Abstract Electric heavy-duty tractor-trailers (EHDTT) offer an important option to reduce greenhouse gases (GHG) for the transportation sector. However, to increase the range of the EHDTT, this effort investigates critical vehicle design features that demonstrate a gain in overall freight efficiency of the vehicle. Specifically, factors affecting aerodynamics, rolling resistance, and gross vehicle weight are essential to arrive at practical input parameters for a comprehensive numerical model of the EHDTT, developed by the authors in a subsequent paper. For example, drag reduction devices like skirts, deturbulators, vortex generators, covers, and other commercially available apparatuses result in an aggregated coefficient of drag of 0.367. Furthermore, a mixed utilization of single-wide tires and dual tires allows for an optimized trade-off between low rolling resistance tires, traction, and durability.
Journal Article

Empirical Investigation on the Effects of Rolling Resistance and Weight on Fuel Economy of Medium-Duty Trucks

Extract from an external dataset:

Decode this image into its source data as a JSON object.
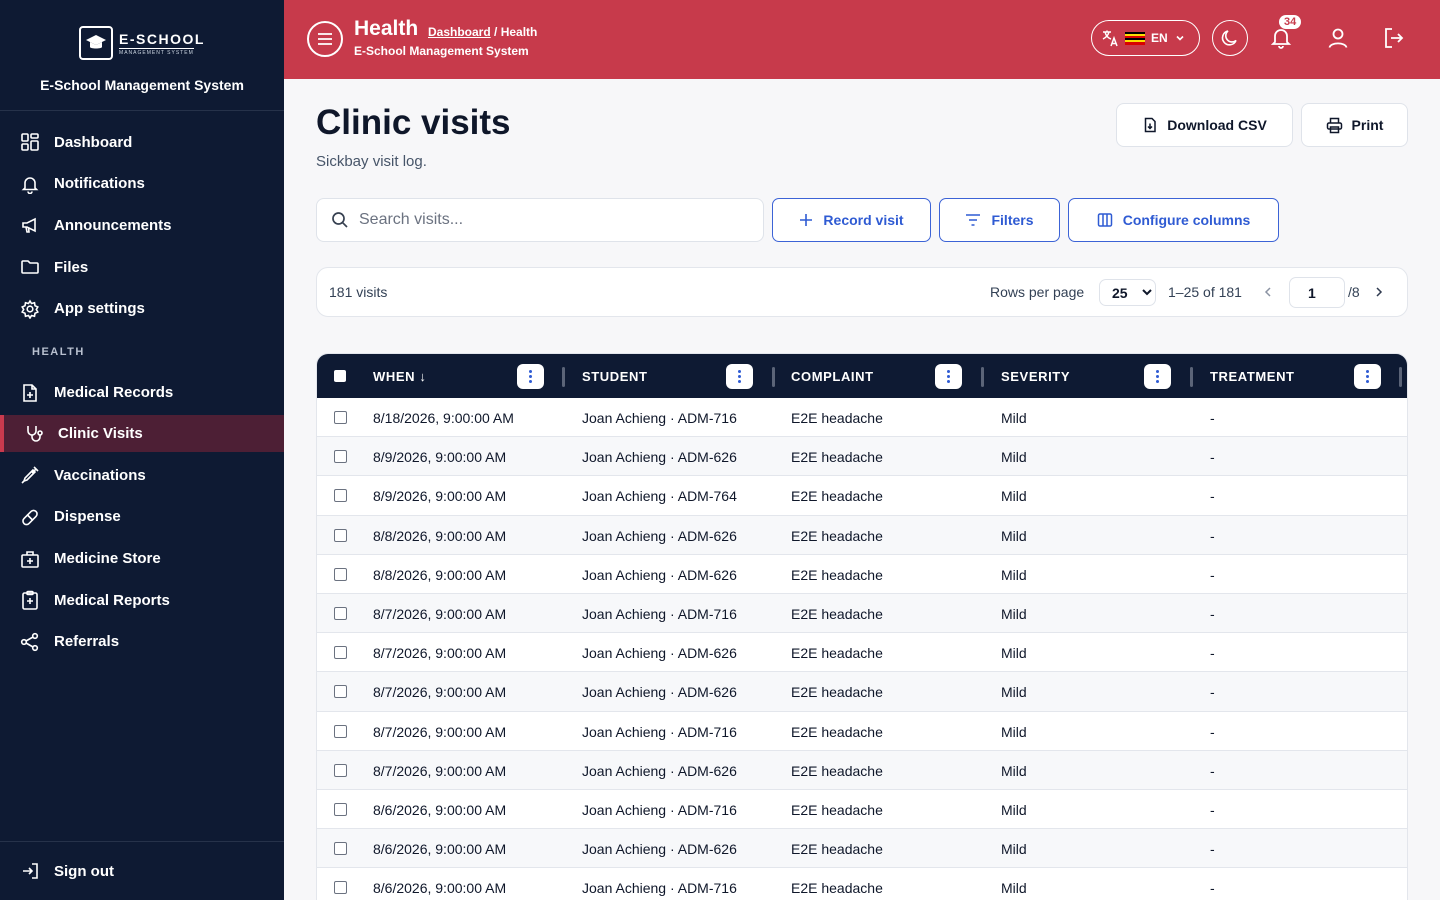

Abstract Vehicle rolling resistance and weight are two of the factors that affect fuel economy. The vehicle tire rolling resistance has a more significant influence than aerodynamics drags on fuel economy at lower vehicle speeds, particularly true for medium- and heavy-duty trucks. Less vehicle weight reduces inertia loads, uphill grade resistance, and rolling resistance. The influence of weight on the fuel economy can be considerable particularly in light- to medium-duty truck classes because the weight makes up a larger portion of gross vehicle weight. This article presents an empirical investigation and a numerical analysis of the influences of rolling resistance and weight on the fuel economy of medium-duty trucks. The experimental tests include various tires and payloads applied on a total of 21vehicle configurations over three road profiles. These tests are used to assess the sensitivity of rolling resistance and weight to the vehicle fuel economy.